Task directions
What lines of the data below include the word "true"? Report them by copying each.

Stored dataset items
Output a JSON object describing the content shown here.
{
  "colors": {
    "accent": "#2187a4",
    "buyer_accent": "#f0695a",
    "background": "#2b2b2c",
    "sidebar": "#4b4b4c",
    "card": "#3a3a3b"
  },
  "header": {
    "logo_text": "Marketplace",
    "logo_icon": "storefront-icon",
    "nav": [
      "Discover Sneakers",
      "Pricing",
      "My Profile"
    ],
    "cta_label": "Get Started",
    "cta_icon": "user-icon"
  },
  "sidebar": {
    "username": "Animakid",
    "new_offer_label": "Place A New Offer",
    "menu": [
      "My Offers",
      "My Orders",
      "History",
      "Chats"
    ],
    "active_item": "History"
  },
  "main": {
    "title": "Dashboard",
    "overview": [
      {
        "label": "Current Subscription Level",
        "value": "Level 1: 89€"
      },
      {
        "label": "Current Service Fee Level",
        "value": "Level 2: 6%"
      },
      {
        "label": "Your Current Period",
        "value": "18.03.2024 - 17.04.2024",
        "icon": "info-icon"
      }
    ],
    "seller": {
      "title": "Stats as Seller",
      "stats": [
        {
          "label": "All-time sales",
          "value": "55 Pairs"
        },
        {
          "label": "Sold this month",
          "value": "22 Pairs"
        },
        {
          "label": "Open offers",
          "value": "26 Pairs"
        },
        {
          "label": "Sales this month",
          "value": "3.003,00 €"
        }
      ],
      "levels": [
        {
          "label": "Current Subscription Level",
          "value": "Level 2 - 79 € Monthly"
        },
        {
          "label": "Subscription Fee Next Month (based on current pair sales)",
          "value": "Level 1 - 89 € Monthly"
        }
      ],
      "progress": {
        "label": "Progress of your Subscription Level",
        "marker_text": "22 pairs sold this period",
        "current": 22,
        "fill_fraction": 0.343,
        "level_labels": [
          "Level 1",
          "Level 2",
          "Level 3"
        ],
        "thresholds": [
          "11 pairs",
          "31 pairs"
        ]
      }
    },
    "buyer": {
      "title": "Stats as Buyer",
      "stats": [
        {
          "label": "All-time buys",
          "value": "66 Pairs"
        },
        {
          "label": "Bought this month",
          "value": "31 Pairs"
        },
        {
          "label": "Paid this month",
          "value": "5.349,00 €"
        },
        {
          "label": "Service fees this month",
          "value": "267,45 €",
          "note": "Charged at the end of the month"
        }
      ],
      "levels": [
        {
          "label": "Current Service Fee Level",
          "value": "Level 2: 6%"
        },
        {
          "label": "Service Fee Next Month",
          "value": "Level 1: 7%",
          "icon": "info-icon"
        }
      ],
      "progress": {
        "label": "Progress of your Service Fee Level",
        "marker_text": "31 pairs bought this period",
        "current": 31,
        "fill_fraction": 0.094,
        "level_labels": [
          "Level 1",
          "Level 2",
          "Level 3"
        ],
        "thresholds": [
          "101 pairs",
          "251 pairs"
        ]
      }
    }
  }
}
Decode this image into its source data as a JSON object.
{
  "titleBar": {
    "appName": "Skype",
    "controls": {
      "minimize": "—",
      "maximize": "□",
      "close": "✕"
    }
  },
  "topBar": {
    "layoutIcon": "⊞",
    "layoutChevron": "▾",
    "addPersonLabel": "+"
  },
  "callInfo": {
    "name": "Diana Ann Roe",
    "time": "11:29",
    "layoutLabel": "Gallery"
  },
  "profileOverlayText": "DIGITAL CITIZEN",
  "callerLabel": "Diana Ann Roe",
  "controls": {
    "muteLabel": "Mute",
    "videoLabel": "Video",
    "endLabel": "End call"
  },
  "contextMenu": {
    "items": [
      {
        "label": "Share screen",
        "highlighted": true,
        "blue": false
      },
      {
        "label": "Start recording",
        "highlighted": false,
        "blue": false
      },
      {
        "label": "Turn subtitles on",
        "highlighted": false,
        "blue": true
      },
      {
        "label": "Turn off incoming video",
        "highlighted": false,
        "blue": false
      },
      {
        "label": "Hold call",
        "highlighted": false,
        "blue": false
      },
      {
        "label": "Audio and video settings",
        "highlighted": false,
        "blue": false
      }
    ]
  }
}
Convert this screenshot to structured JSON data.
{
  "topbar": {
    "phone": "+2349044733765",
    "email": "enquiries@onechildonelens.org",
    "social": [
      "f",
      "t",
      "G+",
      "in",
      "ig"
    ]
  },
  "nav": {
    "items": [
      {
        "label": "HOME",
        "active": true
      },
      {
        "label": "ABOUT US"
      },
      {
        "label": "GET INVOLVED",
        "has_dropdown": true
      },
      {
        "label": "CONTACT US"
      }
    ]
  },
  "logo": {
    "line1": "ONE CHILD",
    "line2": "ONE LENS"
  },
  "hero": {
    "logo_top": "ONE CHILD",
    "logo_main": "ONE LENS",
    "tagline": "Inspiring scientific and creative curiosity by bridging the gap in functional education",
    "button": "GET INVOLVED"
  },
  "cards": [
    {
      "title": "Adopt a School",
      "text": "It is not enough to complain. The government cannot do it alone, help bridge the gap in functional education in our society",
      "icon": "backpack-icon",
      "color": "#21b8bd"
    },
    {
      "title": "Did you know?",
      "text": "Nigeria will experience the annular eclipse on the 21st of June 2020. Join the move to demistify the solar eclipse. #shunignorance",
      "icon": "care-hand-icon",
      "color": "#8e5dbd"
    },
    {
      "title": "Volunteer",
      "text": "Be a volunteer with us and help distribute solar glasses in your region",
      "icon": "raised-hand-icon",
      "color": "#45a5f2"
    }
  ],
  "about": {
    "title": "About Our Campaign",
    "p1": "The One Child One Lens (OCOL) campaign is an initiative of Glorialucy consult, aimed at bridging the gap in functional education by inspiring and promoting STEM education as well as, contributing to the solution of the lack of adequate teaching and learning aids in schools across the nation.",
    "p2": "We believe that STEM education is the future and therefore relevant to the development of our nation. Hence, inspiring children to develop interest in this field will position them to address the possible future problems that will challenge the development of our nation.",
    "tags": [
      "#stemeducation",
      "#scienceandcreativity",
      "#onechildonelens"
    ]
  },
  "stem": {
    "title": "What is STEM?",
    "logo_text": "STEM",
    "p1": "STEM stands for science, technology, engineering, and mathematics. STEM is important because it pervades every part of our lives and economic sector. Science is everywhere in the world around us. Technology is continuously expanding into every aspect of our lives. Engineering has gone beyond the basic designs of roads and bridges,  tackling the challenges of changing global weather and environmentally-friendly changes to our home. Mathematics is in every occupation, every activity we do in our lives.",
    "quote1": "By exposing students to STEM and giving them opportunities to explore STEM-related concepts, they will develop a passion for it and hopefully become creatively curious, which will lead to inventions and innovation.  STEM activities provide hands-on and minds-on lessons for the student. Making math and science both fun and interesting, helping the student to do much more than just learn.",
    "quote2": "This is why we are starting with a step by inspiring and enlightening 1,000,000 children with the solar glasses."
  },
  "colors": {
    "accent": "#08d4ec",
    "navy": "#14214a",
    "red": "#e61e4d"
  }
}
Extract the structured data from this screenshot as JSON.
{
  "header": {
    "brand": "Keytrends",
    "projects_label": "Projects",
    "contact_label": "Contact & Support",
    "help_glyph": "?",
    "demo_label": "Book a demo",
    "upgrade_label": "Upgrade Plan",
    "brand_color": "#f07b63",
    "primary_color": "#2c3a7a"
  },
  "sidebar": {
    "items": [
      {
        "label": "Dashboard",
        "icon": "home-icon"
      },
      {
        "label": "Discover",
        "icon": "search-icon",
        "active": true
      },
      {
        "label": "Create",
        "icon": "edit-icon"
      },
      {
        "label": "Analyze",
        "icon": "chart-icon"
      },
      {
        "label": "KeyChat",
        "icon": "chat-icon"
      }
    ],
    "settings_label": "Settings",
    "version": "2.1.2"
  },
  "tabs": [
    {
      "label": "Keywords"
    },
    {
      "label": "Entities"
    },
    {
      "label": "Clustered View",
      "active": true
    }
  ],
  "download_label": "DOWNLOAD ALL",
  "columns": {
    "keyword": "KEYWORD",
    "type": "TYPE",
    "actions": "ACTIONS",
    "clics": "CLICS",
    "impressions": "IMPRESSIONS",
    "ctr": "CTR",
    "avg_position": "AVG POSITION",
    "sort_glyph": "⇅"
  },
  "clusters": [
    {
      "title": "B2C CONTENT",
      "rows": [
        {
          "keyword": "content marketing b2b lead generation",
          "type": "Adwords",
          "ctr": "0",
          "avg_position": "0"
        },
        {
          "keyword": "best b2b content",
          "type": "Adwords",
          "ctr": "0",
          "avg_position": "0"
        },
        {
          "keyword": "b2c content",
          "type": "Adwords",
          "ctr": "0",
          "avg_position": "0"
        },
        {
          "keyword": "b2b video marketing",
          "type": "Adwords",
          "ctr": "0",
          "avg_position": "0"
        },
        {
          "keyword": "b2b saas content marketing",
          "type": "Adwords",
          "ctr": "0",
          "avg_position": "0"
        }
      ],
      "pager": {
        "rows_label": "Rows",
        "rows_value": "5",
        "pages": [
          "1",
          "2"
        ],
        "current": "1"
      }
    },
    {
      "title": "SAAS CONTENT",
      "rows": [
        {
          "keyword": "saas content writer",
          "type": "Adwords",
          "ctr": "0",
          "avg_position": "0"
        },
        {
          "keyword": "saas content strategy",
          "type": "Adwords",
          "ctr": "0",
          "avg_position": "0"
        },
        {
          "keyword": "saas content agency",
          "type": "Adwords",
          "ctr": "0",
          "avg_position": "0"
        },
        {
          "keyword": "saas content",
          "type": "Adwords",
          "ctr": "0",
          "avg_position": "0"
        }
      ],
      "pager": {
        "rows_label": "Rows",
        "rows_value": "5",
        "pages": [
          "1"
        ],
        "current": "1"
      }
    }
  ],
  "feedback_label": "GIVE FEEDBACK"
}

Task solution
        "highlighted": true,
        "blue": true
        "active": true
        "has_dropdown": true
        "active": true
      "active": true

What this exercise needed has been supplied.